- **Provided data**
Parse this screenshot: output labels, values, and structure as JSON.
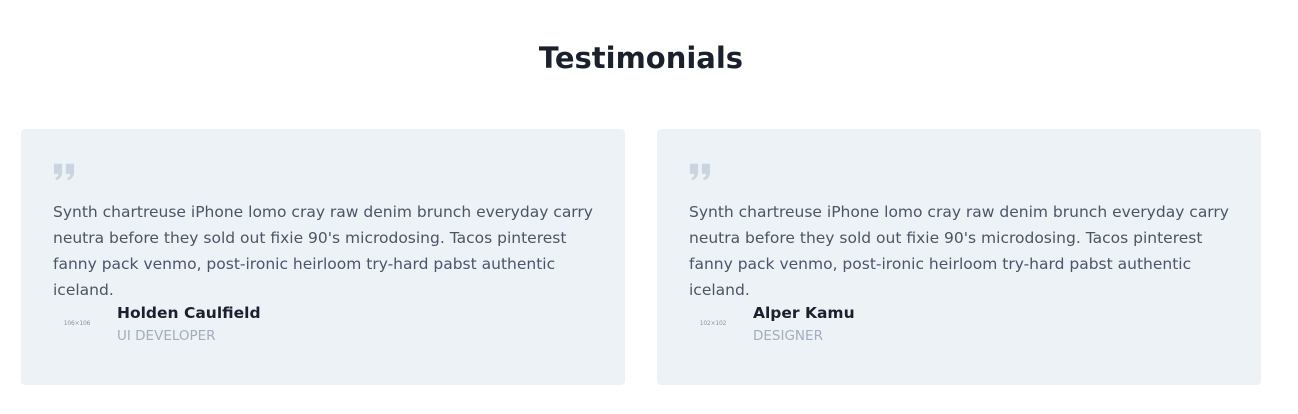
{
  "section": {
    "title": "Testimonials"
  },
  "testimonials": [
    {
      "quote": "Synth chartreuse iPhone lomo cray raw denim brunch everyday carry neutra before they sold out fixie 90's microdosing. Tacos pinterest fanny pack venmo, post-ironic heirloom try-hard pabst authentic iceland.",
      "avatar_text": "106×106",
      "name": "Holden Caulfield",
      "role": "UI DEVELOPER"
    },
    {
      "quote": "Synth chartreuse iPhone lomo cray raw denim brunch everyday carry neutra before they sold out fixie 90's microdosing. Tacos pinterest fanny pack venmo, post-ironic heirloom try-hard pabst authentic iceland.",
      "avatar_text": "102×102",
      "name": "Alper Kamu",
      "role": "DESIGNER"
    }
  ],
  "colors": {
    "card_background": "#edf2f7",
    "quote_icon": "#cbd5e0",
    "body_text": "#4a5568",
    "role_text": "#a0aec0",
    "heading_text": "#1a202c"
  },
  "icons": {
    "quote": "quote-icon"
  }
}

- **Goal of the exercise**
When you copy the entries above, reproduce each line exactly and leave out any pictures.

- **Result of this exercise**
Parse this screenshot: output labels, values, and structure as JSON.
{
  "section": {
    "title": "Testimonials"
  },
  "testimonials": [
    {
      "quote": "Synth chartreuse iPhone lomo cray raw denim brunch everyday carry neutra before they sold out fixie 90's microdosing. Tacos pinterest fanny pack venmo, post-ironic heirloom try-hard pabst authentic iceland.",
      "avatar_text": "106×106",
      "name": "Holden Caulfield",
      "role": "UI DEVELOPER"
    },
    {
      "quote": "Synth chartreuse iPhone lomo cray raw denim brunch everyday carry neutra before they sold out fixie 90's microdosing. Tacos pinterest fanny pack venmo, post-ironic heirloom try-hard pabst authentic iceland.",
      "avatar_text": "102×102",
      "name": "Alper Kamu",
      "role": "DESIGNER"
    }
  ],
  "colors": {
    "card_background": "#edf2f7",
    "quote_icon": "#cbd5e0",
    "body_text": "#4a5568",
    "role_text": "#a0aec0",
    "heading_text": "#1a202c"
  },
  "icons": {
    "quote": "quote-icon"
  }
}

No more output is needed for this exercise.